** Task description **
What you produce should be the lines from the line containing "Decode this image" through the last line below, both ends included, reproduced exactly and without pictures.
══ Excerpted records ══
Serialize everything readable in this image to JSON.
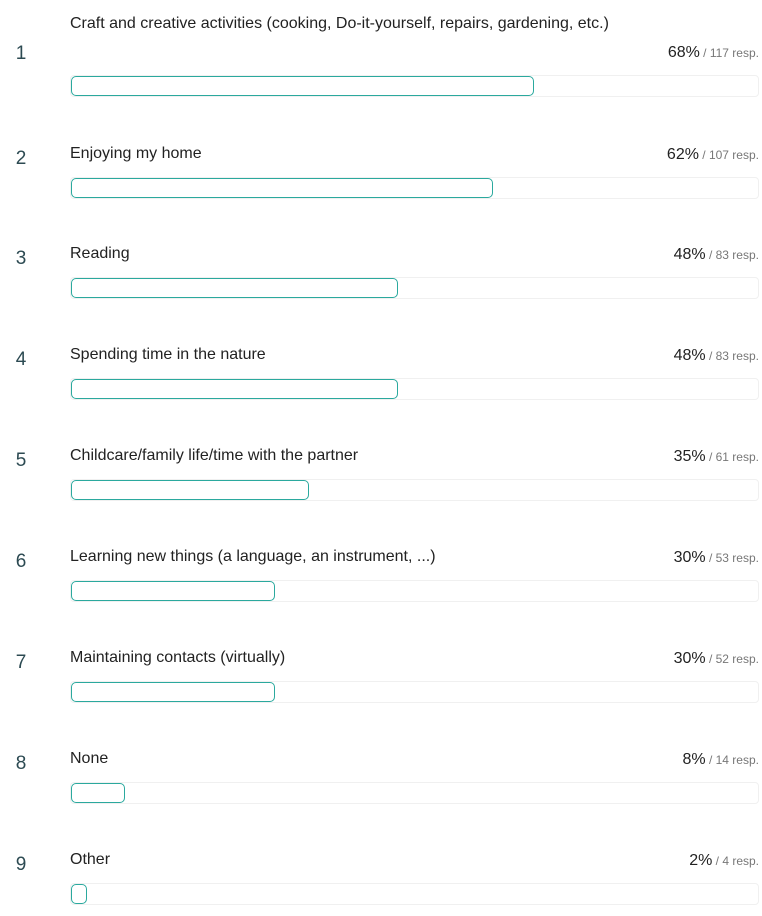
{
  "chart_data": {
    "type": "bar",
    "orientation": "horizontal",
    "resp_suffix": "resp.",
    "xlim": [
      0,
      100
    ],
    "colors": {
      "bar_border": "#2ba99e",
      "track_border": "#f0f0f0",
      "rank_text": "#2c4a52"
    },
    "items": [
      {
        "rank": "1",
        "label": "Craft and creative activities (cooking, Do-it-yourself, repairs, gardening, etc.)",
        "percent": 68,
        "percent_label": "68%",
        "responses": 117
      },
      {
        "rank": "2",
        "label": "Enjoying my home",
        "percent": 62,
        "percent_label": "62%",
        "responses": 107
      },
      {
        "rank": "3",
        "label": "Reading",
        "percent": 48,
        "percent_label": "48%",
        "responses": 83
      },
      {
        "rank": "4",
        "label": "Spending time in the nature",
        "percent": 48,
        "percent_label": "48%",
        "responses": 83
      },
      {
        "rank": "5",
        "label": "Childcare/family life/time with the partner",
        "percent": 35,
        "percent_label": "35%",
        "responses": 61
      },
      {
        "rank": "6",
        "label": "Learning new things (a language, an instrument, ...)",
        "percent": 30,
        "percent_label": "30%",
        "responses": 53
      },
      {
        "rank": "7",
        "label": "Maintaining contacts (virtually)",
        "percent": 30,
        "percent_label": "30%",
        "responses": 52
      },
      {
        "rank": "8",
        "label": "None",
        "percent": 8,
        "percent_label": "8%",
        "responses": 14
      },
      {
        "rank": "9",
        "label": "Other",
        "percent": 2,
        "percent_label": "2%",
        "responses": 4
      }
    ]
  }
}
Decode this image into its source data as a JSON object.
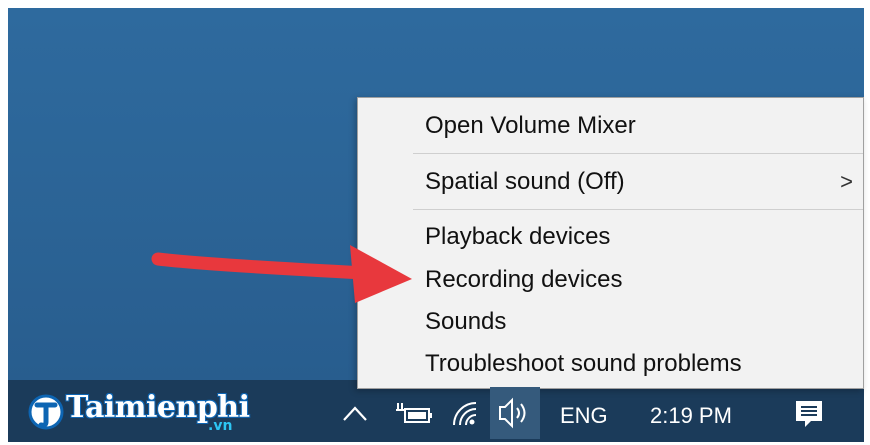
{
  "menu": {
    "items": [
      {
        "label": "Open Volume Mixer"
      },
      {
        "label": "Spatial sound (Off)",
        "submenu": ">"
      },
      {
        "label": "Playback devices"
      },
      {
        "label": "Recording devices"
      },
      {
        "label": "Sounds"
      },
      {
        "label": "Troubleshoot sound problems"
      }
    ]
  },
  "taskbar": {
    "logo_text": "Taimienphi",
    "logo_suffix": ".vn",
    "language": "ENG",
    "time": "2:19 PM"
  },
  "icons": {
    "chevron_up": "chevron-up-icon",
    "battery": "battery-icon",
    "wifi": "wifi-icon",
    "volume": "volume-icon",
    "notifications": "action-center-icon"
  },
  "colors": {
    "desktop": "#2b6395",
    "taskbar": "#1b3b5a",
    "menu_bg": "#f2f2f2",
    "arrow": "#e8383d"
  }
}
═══
** Response below **
Decode this image into its source data as a JSON object.
{
  "menu": {
    "items": [
      {
        "label": "Open Volume Mixer"
      },
      {
        "label": "Spatial sound (Off)",
        "submenu": ">"
      },
      {
        "label": "Playback devices"
      },
      {
        "label": "Recording devices"
      },
      {
        "label": "Sounds"
      },
      {
        "label": "Troubleshoot sound problems"
      }
    ]
  },
  "taskbar": {
    "logo_text": "Taimienphi",
    "logo_suffix": ".vn",
    "language": "ENG",
    "time": "2:19 PM"
  },
  "icons": {
    "chevron_up": "chevron-up-icon",
    "battery": "battery-icon",
    "wifi": "wifi-icon",
    "volume": "volume-icon",
    "notifications": "action-center-icon"
  },
  "colors": {
    "desktop": "#2b6395",
    "taskbar": "#1b3b5a",
    "menu_bg": "#f2f2f2",
    "arrow": "#e8383d"
  }
}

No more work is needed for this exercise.